Binghamton, N.Y. – As opioid and heroin related deaths in New York continue to climb, U.S. Senator Kirsten Gillibrand along with families and advocates are calling on Congress to pass bipartisan legislation to help end the opioid epidemic. Senator Gillibrand introduced the Preventing Overprescribing for Pain Act, legislation that would require the Centers for Disease Control and Prevention (CDC) to issue guidelines for the safe prescribing of opioids for the treatment of acute pain. The CDC recently finalized guidelines for opioids prescribed to treat chronic pain. However, many individuals become addicted to opioids after taking prescriptions for acute pain. Acute pain includes pain following a broken bone, wisdom tooth extraction, or other surgeries, whereas chronic pain is long-term pain that can last weeks, months, or years.
According to the most recent data from the New York State Department of Health, opioid related deaths in the Southern Tier have increased by over 1,500 percent from 2 deaths in 2004 to 33 deaths in 2013. 51 people die each day in the United States from overdoses related to prescription opioids according to the CDC, nearly five times the number in 1999. Between 1999 and 2010, there was a 400% increase in sales of prescription opioid pain relievers in the United States. However, in that same period, there was no increase in the amount of pain Americans reported, according to the CDC.
“As the opioid epidemic continues to grow in New York and across the country, we can’t wait any longer to take action and curb this growing crisis,” said Senator Kirsten Gillibrand. “Part of this epidemic can be attributed to some medical providers over-prescribing opioids. When someone gets a tooth out and only needs medication for three days – why are they sent home from the doctor’s office with 30 Percocet? I’ve introduced bipartisan legislation that will help fix this problem by requiring the CDC to issue clear guidelines to help medical providers safely prescribe opioids for these common types of acute pain. I am urging my colleagues in Congress to pass this measure to help curb the growing opioid crisis.”
“I am very happy to see Senator Gillibrand and other elected officials do something about what I believe many times leads to addiction,” said Penning Stringfield, Mother and Advocate.

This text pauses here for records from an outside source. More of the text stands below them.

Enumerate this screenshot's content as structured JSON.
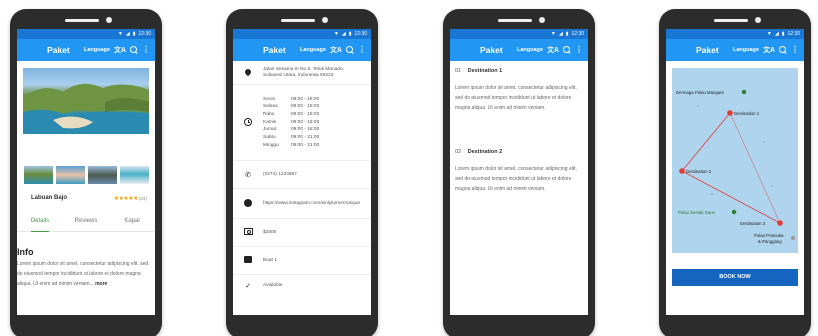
{
  "status_bar": {
    "time": "12:30"
  },
  "app_bar": {
    "title": "Paket",
    "language_label": "Language",
    "language_icon": "translate-icon"
  },
  "screen1": {
    "place_name": "Labuan Bajo",
    "rating_stars": "★★★★★",
    "rating_count": "(24)",
    "tabs": [
      "Details",
      "Reviews",
      "Kapal"
    ],
    "info_title": "Info",
    "info_text": "Lorem ipsum dolor sit amet, consectetur adipiscing elit, sed do eiusmod tempor incididunt ut labore et dolore magna aliqua. Ut enim ad minim veniam...",
    "more_label": "more"
  },
  "screen2": {
    "address": "Jalan Sesama III No.5, Teluk Manado, Sulawesi Utara, Indonesia 55223",
    "hours": [
      {
        "day": "Senin",
        "time": "09:00 - 18:00"
      },
      {
        "day": "Selasa",
        "time": "09:00 - 18:00"
      },
      {
        "day": "Rabu",
        "time": "09:00 - 18:00"
      },
      {
        "day": "Kamis",
        "time": "09:00 - 18:00"
      },
      {
        "day": "Jumat",
        "time": "09:00 - 18:00"
      },
      {
        "day": "Sabtu",
        "time": "09:00 - 21:00"
      },
      {
        "day": "Minggu",
        "time": "09:00 - 21:00"
      }
    ],
    "phone": "(0274) 1234567",
    "website": "https://www.instagram.com/sinlyitomemosque",
    "price": "$2500",
    "boat": "Boat 1",
    "availability": "Available"
  },
  "screen3": {
    "destinations": [
      {
        "number": "01",
        "name": "Destination 1",
        "text": "Lorem ipsum dolor sit amet, consectetur adipiscing elit, sed do eiusmod tempor incididunt ut labore et dolore magna aliqua. Ut enim ad minim veniam."
      },
      {
        "number": "02",
        "name": "Destination 2",
        "text": "Lorem ipsum dolor sit amet, consectetur adipiscing elit, sed do eiusmod tempor incididunt ut labore et dolore magna aliqua. Ut enim ad minim veniam."
      }
    ]
  },
  "screen4": {
    "map_labels": {
      "dermaga": "Dermaga Pulau Mangare",
      "dest1": "Destination 1",
      "dest2": "Destination 2",
      "dest3": "Destination 3",
      "semak": "Pulau Semak Daun",
      "pramuka": "Pulau Pramuka",
      "panggang": "& Panggang"
    },
    "book_label": "BOOK NOW"
  },
  "colors": {
    "primary": "#2196f3",
    "status": "#1976d2",
    "button": "#1565c0",
    "tab_active": "#4a9a4a",
    "star": "#f2a100"
  }
}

“I want to thank Senator Gillibrand for her support of the Preventing Overprescribing for Pain Act,” said Michele Napolitano, Executive Director of Fairview Recovery Services. “Like the rest of the state and country we have seen a huge increase in opioid and heroin addiction. We hear the same story over and over from our clients; they started using these substances through prescription pain medications. This legislation will do so much to help the battle we are fighting.”
“I applaud Senator Gillibrand for her leadership in sponsoring the Preventing Overprescribing for Pain Act. In so doing, she is taking decisive action to stem the flow of opioid based analgesic into our communities,” said Alan Wilmarth, Administrative Director for Behavioral Health at UHS. “This week the CDC published guidelines on the use of opioid based analgesics in the management of chronic pain. These guidelines are receiving considerable attention across the nation. While a wonderful step in the right direction, we do not yet have formal CDC guidelines for the management of acute pain. I believe Senator Gillibrand’s bill addresses this gap.”
The Facts On the Growing Opioid Epidemic:
- Nearly 2 million Americans abuse or are addicted to prescription opioids, and nearly half a million more are addicted to heroin according to SAMHSA.
- In 2014, nearly 19,000 people died in the United States from overdose related to opioid pain relievers, nearly five times the number in 1999 according to CDC.
- The increase in opioid addiction is linked to an increase in opioid prescriptions. Between 1999 and 2010, there was a 400% increase in sales of prescription opioid pain relievers in the U.S. Over the same time period, there has not been an increased in the amount of pain Americans report according to CDC.
- In 2012, health care providers wrote 259 million prescriptions for opioid pain relievers – enough for every American adult to have a bottle of pills according to CDC.
- Teenagers who receive an opioid prescription by 12th grade are 33% more likely to abuse opioids after high school. The risk for opioid abuse is even higher among teenagers who report little to no previous use of illicit substances according to the National Institute on Drug Abuse.
- Of teenagers who abuse opioids, roughly half obtained the opioids from a friend of family member, according to research by the National Institute on Drug Abuse.
- In a paper published by the American Dental Association in 2011, 64% of dentists surveyed preferred prescribing hydrocodone with acetaminophen for a third molar extraction, for an average of 20 pills per prescription.
4 in 5 individuals who use heroin report prior abuse of prescription opioids, according to SAMHSA